* _WORK INSTRUCTIONS_
Nothing but an exact copy of the records is expected here.

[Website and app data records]
----

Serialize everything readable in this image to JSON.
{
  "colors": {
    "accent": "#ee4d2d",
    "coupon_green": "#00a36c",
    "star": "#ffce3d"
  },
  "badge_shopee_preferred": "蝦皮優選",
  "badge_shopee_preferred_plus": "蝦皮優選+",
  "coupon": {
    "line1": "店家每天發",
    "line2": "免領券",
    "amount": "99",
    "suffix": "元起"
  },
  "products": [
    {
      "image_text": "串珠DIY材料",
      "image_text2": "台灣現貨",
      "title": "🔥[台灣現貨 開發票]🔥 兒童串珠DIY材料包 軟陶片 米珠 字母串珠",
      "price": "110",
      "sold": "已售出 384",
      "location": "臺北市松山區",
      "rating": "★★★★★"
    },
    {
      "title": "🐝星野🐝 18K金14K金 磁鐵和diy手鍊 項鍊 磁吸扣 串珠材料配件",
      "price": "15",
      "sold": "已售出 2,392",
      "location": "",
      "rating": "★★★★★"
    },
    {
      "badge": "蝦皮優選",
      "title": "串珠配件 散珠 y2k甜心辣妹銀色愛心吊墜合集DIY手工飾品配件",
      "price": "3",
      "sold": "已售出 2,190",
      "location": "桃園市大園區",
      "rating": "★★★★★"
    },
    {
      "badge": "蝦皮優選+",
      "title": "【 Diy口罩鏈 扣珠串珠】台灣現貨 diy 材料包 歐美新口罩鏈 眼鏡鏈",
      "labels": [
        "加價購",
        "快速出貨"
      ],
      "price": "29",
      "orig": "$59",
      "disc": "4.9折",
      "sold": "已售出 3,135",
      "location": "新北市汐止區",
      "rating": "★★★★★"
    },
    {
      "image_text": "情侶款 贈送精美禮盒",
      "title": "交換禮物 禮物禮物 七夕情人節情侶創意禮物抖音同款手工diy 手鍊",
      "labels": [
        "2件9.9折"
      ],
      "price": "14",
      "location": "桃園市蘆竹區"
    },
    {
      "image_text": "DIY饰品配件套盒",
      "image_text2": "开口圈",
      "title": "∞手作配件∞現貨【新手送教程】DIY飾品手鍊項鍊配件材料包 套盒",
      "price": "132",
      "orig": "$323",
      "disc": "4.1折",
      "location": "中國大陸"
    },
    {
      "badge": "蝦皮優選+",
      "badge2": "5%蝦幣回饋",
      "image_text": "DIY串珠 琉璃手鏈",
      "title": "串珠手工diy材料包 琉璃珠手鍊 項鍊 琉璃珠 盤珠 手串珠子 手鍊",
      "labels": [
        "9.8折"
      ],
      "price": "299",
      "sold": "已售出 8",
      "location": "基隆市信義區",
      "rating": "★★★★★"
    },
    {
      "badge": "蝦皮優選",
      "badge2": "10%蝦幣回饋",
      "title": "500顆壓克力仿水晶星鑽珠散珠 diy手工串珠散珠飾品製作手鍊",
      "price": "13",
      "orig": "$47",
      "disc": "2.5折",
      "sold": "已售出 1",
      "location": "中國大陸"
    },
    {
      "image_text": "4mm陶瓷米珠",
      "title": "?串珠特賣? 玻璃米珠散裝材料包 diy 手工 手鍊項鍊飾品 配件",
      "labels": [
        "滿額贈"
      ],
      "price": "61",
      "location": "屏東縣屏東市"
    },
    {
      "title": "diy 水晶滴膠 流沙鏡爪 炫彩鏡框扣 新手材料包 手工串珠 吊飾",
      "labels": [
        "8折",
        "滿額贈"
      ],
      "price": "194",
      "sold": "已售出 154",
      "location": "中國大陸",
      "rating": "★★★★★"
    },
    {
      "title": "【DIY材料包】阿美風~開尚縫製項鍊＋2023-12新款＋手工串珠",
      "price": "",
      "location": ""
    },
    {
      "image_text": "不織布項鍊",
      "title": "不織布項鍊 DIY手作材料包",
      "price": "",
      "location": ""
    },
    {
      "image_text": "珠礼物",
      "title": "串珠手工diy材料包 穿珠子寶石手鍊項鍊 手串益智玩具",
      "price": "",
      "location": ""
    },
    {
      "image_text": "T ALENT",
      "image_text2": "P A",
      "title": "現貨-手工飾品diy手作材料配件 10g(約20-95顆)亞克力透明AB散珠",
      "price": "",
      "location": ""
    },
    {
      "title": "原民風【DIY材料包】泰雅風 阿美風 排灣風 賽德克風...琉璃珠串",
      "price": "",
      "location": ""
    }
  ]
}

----

* _RESPONSE_
Serialize everything readable in this image to JSON.
{
  "colors": {
    "accent": "#ee4d2d",
    "coupon_green": "#00a36c",
    "star": "#ffce3d"
  },
  "badge_shopee_preferred": "蝦皮優選",
  "badge_shopee_preferred_plus": "蝦皮優選+",
  "coupon": {
    "line1": "店家每天發",
    "line2": "免領券",
    "amount": "99",
    "suffix": "元起"
  },
  "products": [
    {
      "image_text": "串珠DIY材料",
      "image_text2": "台灣現貨",
      "title": "🔥[台灣現貨 開發票]🔥 兒童串珠DIY材料包 軟陶片 米珠 字母串珠",
      "price": "110",
      "sold": "已售出 384",
      "location": "臺北市松山區",
      "rating": "★★★★★"
    },
    {
      "title": "🐝星野🐝 18K金14K金 磁鐵和diy手鍊 項鍊 磁吸扣 串珠材料配件",
      "price": "15",
      "sold": "已售出 2,392",
      "location": "",
      "rating": "★★★★★"
    },
    {
      "badge": "蝦皮優選",
      "title": "串珠配件 散珠 y2k甜心辣妹銀色愛心吊墜合集DIY手工飾品配件",
      "price": "3",
      "sold": "已售出 2,190",
      "location": "桃園市大園區",
      "rating": "★★★★★"
    },
    {
      "badge": "蝦皮優選+",
      "title": "【 Diy口罩鏈 扣珠串珠】台灣現貨 diy 材料包 歐美新口罩鏈 眼鏡鏈",
      "labels": [
        "加價購",
        "快速出貨"
      ],
      "price": "29",
      "orig": "$59",
      "disc": "4.9折",
      "sold": "已售出 3,135",
      "location": "新北市汐止區",
      "rating": "★★★★★"
    },
    {
      "image_text": "情侶款 贈送精美禮盒",
      "title": "交換禮物 禮物禮物 七夕情人節情侶創意禮物抖音同款手工diy 手鍊",
      "labels": [
        "2件9.9折"
      ],
      "price": "14",
      "location": "桃園市蘆竹區"
    },
    {
      "image_text": "DIY饰品配件套盒",
      "image_text2": "开口圈",
      "title": "∞手作配件∞現貨【新手送教程】DIY飾品手鍊項鍊配件材料包 套盒",
      "price": "132",
      "orig": "$323",
      "disc": "4.1折",
      "location": "中國大陸"
    },
    {
      "badge": "蝦皮優選+",
      "badge2": "5%蝦幣回饋",
      "image_text": "DIY串珠 琉璃手鏈",
      "title": "串珠手工diy材料包 琉璃珠手鍊 項鍊 琉璃珠 盤珠 手串珠子 手鍊",
      "labels": [
        "9.8折"
      ],
      "price": "299",
      "sold": "已售出 8",
      "location": "基隆市信義區",
      "rating": "★★★★★"
    },
    {
      "badge": "蝦皮優選",
      "badge2": "10%蝦幣回饋",
      "title": "500顆壓克力仿水晶星鑽珠散珠 diy手工串珠散珠飾品製作手鍊",
      "price": "13",
      "orig": "$47",
      "disc": "2.5折",
      "sold": "已售出 1",
      "location": "中國大陸"
    },
    {
      "image_text": "4mm陶瓷米珠",
      "title": "?串珠特賣? 玻璃米珠散裝材料包 diy 手工 手鍊項鍊飾品 配件",
      "labels": [
        "滿額贈"
      ],
      "price": "61",
      "location": "屏東縣屏東市"
    },
    {
      "title": "diy 水晶滴膠 流沙鏡爪 炫彩鏡框扣 新手材料包 手工串珠 吊飾",
      "labels": [
        "8折",
        "滿額贈"
      ],
      "price": "194",
      "sold": "已售出 154",
      "location": "中國大陸",
      "rating": "★★★★★"
    },
    {
      "title": "【DIY材料包】阿美風~開尚縫製項鍊＋2023-12新款＋手工串珠",
      "price": "",
      "location": ""
    },
    {
      "image_text": "不織布項鍊",
      "title": "不織布項鍊 DIY手作材料包",
      "price": "",
      "location": ""
    },
    {
      "image_text": "珠礼物",
      "title": "串珠手工diy材料包 穿珠子寶石手鍊項鍊 手串益智玩具",
      "price": "",
      "location": ""
    },
    {
      "image_text": "T ALENT",
      "image_text2": "P A",
      "title": "現貨-手工飾品diy手作材料配件 10g(約20-95顆)亞克力透明AB散珠",
      "price": "",
      "location": ""
    },
    {
      "title": "原民風【DIY材料包】泰雅風 阿美風 排灣風 賽德克風...琉璃珠串",
      "price": "",
      "location": ""
    }
  ]
}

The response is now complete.